According to the President’s Council on Environmental Quality, “Evidence is increasing that the most devastating environmental effects may result not from the direct effects of a particular action, but from the combination of individually minor effects of multiple actions over time.” In the section of the 2015 EIS on Cumulative Impacts, the Navy says, “Long-term exposure to pollutants poses potential risks to the health of marine mammals, although for the most part, the impacts are just starting to be understood.” The impacts include “…organ anomalies and impaired reproduction and immune function.” One has to think that with this statement, the Navy has put the lie to its own specious claim that most toxics dumped in the ocean are “rendered benign.”
In the EIS section on Sediments and Water Quality, the Navy claims that “slow but significant removal” of two types of explosive material (RDX and HMX) happens through a chemical reaction whose speed is dictated by the pH [acidity] of seawater.Adequate proof is not provided, yet risks to human health from these toxins is well documented. It’s also commonly known that the oceans are acidifying, and that the pH of seawater affects the capacity of the living community of marine bacteria and benthic organisms to bio-degrade or encrust these toxic components, even to build shells on their own bodies. In May 2014, NOAA released a study on the acidic waters off the West Coast that are causing the shells of marine snails to disintegrate.
These marine snails are part of the diet of pink salmon, mackerel and herring. Can anyone say that’s not something to be concerned about?

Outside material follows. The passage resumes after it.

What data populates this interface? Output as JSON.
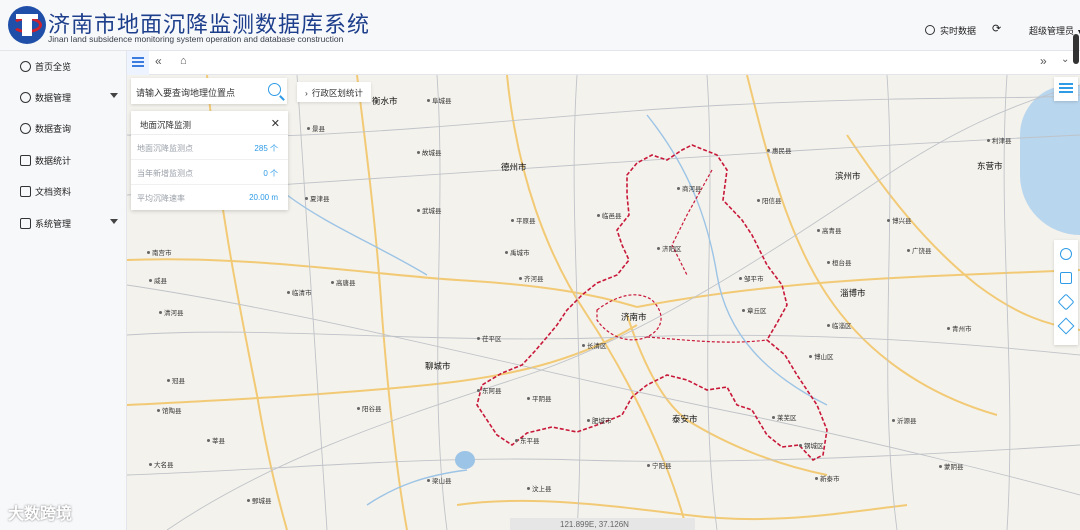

So, an acidifying ocean would considerably slow the rate of neutralization, but the Navy does not acknowledge that. Without these organisms, RMX explosive would take at least 100 years and HMX will take more than 2,100 years to disappear. So why is climate change not factored in? The Navy knows all about it, and ocean acidification, too.

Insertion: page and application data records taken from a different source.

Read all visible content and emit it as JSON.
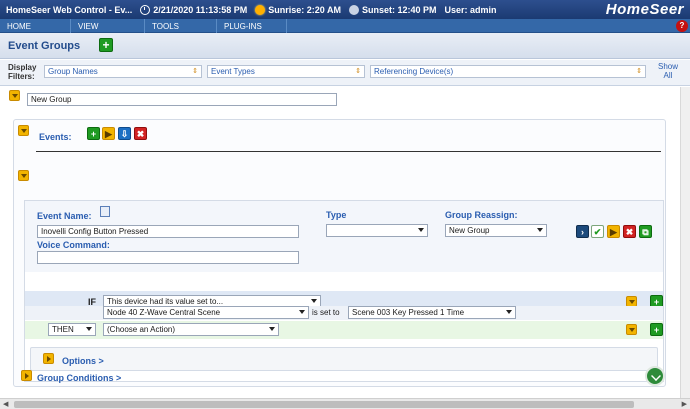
{
  "header": {
    "title": "HomeSeer Web Control - Ev...",
    "datetime": "2/21/2020 11:13:58 PM",
    "sunrise": "Sunrise: 2:20 AM",
    "sunset": "Sunset: 12:40 PM",
    "user": "User: admin",
    "brand": "HomeSeer"
  },
  "nav": {
    "items": [
      {
        "label": "HOME"
      },
      {
        "label": "VIEW"
      },
      {
        "label": "TOOLS"
      },
      {
        "label": "PLUG-INS"
      }
    ]
  },
  "page": {
    "title": "Event Groups"
  },
  "filters": {
    "label_line1": "Display",
    "label_line2": "Filters:",
    "group_names": "Group Names",
    "event_types": "Event Types",
    "referencing_devices": "Referencing Device(s)",
    "show_all_line1": "Show",
    "show_all_line2": "All"
  },
  "group": {
    "name_value": "New Group",
    "events_label": "Events:",
    "conditions_label": "Group Conditions >"
  },
  "event": {
    "name_label": "Event Name:",
    "name_value": "Inovelli Config Button Pressed",
    "voice_label": "Voice Command:",
    "voice_value": "",
    "type_label": "Type",
    "type_value": "",
    "reassign_label": "Group Reassign:",
    "reassign_value": "New Group",
    "if_label": "IF",
    "if_condition": "This device had its value set to...",
    "if_device": "Node 40 Z-Wave Central Scene",
    "is_set_to": "is set to",
    "if_value": "Scene 003 Key Pressed 1 Time",
    "then_label": "THEN",
    "then_action": "(Choose an Action)",
    "options_label": "Options >"
  },
  "colors": {
    "header_bg": "#1b3a72",
    "nav_bg": "#3468a8",
    "link": "#2a5db0",
    "if_row": "#dfe8f5",
    "then_row": "#e8f7e4"
  }
}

Since climate change is known to change the chemistry and qualities of seawater, including its pH, and since climate change is not addressed by the Navy in this context of the span of future centuries of leaching and degrading of such toxins, and since the quantities being dumped actually do provide a “reasonably forseeable” number to work from, then claiming they are “rendered benign” in seawater is not just laughable, it’s an insult to future generations.
In addition to all the Navy’s omissions and disingenuous statements, such as the whopper that its massive increases are “adjustments,” how can a government agency keep telling us that decades of firing and dumping these materials into the ocean isn’t causing a toxic buildup? At what point is that buildup dangerous? Is anyone being given the funding to take a comprehensive and holistic look at wildlife behavior changes, cancers, metabolic, reproductive and immune system problems, or a host of other problems?
At present, ocean dumping is predominantly banned by international law. “Almost nothing is known about the tolerances of deep-sea organisms to the gradual build-up of anthropogenic chemicals, and there is a potential for changes to be widespread if they do occur,” said Fred Grassle, benthic ecologist and director of the Institute of Marine and Coastal Sciences. “Measurement of pollutants, descriptions of deep-sea communities from many parts of the ocean, and in situ toxicity studies are urgently needed.”
How can the Navy insist there are no adverse impacts to species or humans year after year, or unilaterally define what’s “acceptable” when the science insists that levels of concern for so many of these toxins haven’t even been identified?
How they do it is by claiming 63 percent of the entire one billion dollar federal budget for public relations; the Navy can afford to tell us just about anything they want, while expecting us to believe it.